Under the scheme, the government has committed to cover 50% of the design-related costs incurred by startups, up to a maximum limit of Rs 15 crore.
In an effort to boost India's self-sufficiency in chip production, Rajeev Chandrasekhar, the Minister of State for IT and Electronics, announced on Saturday that the government plans to extend the Semiconductor Design-Linked Incentive (DLI) scheme to larger corporations. Previously, this initiative was only available to startups.
"One of the suggestions that have come up is that the design side not be limited only to startups. If there's a big Indian company or a big foreign company that wants to do chip design in India, we should allow the future design scheme also to support them. So, I am studying that," the minister told reporters on the sidelines of the SemiconIndia 2023 conference in Gandhinagar.

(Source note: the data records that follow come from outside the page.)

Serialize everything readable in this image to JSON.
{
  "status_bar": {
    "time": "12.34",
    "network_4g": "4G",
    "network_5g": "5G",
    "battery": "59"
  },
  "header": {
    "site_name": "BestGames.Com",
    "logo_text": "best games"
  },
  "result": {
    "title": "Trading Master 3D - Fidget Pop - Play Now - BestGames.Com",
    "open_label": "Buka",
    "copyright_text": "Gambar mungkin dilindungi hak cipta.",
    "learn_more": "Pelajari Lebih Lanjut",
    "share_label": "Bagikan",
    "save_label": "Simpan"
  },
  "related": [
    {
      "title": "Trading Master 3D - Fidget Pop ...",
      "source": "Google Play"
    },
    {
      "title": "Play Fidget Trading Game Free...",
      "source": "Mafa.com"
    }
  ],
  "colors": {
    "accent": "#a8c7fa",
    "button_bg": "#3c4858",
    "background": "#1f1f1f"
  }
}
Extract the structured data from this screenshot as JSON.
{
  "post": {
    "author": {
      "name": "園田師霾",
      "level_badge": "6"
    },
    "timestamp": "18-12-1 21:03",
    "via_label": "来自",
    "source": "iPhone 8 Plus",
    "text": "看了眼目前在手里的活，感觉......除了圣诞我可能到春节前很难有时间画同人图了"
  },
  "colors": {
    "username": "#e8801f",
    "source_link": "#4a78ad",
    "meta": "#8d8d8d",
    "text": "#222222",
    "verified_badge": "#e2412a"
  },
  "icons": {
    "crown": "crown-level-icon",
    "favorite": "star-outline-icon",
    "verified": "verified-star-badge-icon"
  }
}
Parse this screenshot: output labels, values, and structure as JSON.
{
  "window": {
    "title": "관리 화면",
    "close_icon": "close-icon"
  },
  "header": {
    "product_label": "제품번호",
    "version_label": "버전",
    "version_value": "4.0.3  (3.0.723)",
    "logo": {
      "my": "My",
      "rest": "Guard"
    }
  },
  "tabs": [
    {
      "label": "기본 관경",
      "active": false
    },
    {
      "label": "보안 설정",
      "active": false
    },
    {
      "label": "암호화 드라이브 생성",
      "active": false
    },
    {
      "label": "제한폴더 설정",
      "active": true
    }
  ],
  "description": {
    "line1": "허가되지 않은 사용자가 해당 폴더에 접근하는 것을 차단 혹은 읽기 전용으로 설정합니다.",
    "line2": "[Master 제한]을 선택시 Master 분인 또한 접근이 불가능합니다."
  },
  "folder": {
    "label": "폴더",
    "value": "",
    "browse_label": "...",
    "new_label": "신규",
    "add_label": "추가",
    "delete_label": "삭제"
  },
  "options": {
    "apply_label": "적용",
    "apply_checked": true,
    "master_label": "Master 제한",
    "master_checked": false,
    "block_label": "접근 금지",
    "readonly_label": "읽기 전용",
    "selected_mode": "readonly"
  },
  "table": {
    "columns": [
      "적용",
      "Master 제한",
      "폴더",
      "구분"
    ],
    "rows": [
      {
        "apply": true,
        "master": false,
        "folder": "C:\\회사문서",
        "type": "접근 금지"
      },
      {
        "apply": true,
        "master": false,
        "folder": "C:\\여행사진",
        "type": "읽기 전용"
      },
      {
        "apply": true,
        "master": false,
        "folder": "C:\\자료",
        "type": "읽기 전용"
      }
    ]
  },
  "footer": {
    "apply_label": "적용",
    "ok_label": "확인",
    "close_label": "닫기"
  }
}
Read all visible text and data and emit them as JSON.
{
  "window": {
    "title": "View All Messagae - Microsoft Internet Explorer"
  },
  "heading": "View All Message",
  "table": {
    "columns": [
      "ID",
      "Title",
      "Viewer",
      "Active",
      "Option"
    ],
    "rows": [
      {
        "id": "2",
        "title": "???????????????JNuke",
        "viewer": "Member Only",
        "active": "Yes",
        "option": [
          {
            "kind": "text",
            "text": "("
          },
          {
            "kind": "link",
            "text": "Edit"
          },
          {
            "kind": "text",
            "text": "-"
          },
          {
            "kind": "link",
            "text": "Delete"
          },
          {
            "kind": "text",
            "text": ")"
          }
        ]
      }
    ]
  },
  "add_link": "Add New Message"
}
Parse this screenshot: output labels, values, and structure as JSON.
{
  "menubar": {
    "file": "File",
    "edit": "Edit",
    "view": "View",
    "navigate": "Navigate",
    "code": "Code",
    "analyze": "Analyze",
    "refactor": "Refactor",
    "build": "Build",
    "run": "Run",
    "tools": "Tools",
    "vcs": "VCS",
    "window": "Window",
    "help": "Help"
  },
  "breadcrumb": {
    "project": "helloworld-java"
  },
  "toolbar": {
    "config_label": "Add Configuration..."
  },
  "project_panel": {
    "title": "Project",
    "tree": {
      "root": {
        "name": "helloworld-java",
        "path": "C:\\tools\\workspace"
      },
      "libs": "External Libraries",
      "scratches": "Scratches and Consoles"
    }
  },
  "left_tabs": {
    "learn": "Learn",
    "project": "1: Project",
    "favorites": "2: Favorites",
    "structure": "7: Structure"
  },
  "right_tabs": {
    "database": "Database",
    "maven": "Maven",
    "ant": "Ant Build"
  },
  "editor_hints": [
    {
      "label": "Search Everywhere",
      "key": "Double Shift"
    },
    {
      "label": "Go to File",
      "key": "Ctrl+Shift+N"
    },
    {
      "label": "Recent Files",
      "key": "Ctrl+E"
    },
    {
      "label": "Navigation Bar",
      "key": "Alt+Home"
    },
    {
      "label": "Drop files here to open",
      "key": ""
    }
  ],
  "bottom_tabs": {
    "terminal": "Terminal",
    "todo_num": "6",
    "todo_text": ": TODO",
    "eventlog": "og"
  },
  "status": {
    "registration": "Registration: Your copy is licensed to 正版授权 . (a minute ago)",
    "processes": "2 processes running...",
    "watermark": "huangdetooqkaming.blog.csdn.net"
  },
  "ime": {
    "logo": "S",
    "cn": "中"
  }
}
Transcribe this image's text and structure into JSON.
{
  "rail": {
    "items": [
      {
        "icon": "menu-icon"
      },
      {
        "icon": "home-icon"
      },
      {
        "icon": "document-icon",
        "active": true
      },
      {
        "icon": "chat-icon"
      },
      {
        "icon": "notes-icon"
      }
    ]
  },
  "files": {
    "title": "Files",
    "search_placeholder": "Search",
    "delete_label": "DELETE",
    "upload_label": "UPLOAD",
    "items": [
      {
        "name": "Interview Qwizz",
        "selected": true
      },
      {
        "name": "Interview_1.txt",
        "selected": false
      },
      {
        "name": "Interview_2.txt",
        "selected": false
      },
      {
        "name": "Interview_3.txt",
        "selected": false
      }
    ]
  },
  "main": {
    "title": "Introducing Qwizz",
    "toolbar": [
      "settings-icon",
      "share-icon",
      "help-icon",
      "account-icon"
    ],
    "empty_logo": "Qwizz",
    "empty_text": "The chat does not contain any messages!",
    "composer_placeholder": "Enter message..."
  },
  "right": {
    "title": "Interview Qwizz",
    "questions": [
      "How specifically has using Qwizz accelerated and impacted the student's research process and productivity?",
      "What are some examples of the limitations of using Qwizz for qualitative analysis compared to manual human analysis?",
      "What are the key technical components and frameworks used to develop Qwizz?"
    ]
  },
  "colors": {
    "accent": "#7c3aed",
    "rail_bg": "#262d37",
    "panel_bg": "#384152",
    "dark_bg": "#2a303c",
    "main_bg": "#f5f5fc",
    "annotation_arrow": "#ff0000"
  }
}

"We could say that as long as the intellectual property is Indian, anybody who has an original chip design can apply to it, and we will look at supporting it financially," the Minister added.
The Semiconductor Design-Linked Incentive (DLI) scheme is a part of the government's wider Rs 76,000-crore semiconductor incentive program, with Rs 1,000 crore specifically allocated for the DLI scheme.
Under this scheme, the government will refund half of the design-related expenses incurred by startups, up to a limit of Rs 15 crore. Additionally, the government will offer deployment-linked incentives ranging from 4% to 6% of the net sales turnover over a five-year period, capped at Rs 30 crore per application.
These incentives will be granted to those applicants whose approved semiconductor designs - which could include integrated circuits (ICs), chipsets, system on chips (SoCs), systems & IP cores, and other semiconductor-related designs - are utilized in the production of electronic goods.